### LISTED RECORDS:

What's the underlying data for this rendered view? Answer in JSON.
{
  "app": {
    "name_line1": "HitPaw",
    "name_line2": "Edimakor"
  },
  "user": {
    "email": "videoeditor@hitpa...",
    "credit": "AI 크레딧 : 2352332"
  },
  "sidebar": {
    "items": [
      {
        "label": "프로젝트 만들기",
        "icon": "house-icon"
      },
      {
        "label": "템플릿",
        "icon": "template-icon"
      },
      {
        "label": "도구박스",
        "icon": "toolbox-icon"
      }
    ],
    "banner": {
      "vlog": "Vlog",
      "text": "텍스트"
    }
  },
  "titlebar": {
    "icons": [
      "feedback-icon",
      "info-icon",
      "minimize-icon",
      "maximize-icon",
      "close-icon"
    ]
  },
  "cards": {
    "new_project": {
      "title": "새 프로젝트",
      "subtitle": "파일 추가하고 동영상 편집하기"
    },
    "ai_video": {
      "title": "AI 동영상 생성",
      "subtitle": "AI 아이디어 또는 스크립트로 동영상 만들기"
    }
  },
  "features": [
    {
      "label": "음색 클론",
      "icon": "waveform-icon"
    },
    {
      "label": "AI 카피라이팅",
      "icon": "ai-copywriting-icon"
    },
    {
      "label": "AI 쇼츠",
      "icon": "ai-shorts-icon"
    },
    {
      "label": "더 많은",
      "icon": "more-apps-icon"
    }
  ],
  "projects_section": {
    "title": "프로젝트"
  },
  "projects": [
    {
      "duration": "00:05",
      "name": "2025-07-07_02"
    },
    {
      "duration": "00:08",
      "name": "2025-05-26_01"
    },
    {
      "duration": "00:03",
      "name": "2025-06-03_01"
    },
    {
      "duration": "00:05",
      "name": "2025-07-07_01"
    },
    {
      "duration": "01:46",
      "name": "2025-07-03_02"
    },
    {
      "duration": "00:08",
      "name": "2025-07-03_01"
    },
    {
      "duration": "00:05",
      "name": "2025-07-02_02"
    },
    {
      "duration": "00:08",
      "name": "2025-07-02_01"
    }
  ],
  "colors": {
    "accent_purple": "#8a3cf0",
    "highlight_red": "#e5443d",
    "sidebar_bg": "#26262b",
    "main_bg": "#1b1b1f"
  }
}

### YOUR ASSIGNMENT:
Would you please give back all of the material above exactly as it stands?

### SOLUTION FOR THIS TASK:
What's the underlying data for this rendered view? Answer in JSON.
{
  "app": {
    "name_line1": "HitPaw",
    "name_line2": "Edimakor"
  },
  "user": {
    "email": "videoeditor@hitpa...",
    "credit": "AI 크레딧 : 2352332"
  },
  "sidebar": {
    "items": [
      {
        "label": "프로젝트 만들기",
        "icon": "house-icon"
      },
      {
        "label": "템플릿",
        "icon": "template-icon"
      },
      {
        "label": "도구박스",
        "icon": "toolbox-icon"
      }
    ],
    "banner": {
      "vlog": "Vlog",
      "text": "텍스트"
    }
  },
  "titlebar": {
    "icons": [
      "feedback-icon",
      "info-icon",
      "minimize-icon",
      "maximize-icon",
      "close-icon"
    ]
  },
  "cards": {
    "new_project": {
      "title": "새 프로젝트",
      "subtitle": "파일 추가하고 동영상 편집하기"
    },
    "ai_video": {
      "title": "AI 동영상 생성",
      "subtitle": "AI 아이디어 또는 스크립트로 동영상 만들기"
    }
  },
  "features": [
    {
      "label": "음색 클론",
      "icon": "waveform-icon"
    },
    {
      "label": "AI 카피라이팅",
      "icon": "ai-copywriting-icon"
    },
    {
      "label": "AI 쇼츠",
      "icon": "ai-shorts-icon"
    },
    {
      "label": "더 많은",
      "icon": "more-apps-icon"
    }
  ],
  "projects_section": {
    "title": "프로젝트"
  },
  "projects": [
    {
      "duration": "00:05",
      "name": "2025-07-07_02"
    },
    {
      "duration": "00:08",
      "name": "2025-05-26_01"
    },
    {
      "duration": "00:03",
      "name": "2025-06-03_01"
    },
    {
      "duration": "00:05",
      "name": "2025-07-07_01"
    },
    {
      "duration": "01:46",
      "name": "2025-07-03_02"
    },
    {
      "duration": "00:08",
      "name": "2025-07-03_01"
    },
    {
      "duration": "00:05",
      "name": "2025-07-02_02"
    },
    {
      "duration": "00:08",
      "name": "2025-07-02_01"
    }
  ],
  "colors": {
    "accent_purple": "#8a3cf0",
    "highlight_red": "#e5443d",
    "sidebar_bg": "#26262b",
    "main_bg": "#1b1b1f"
  }
}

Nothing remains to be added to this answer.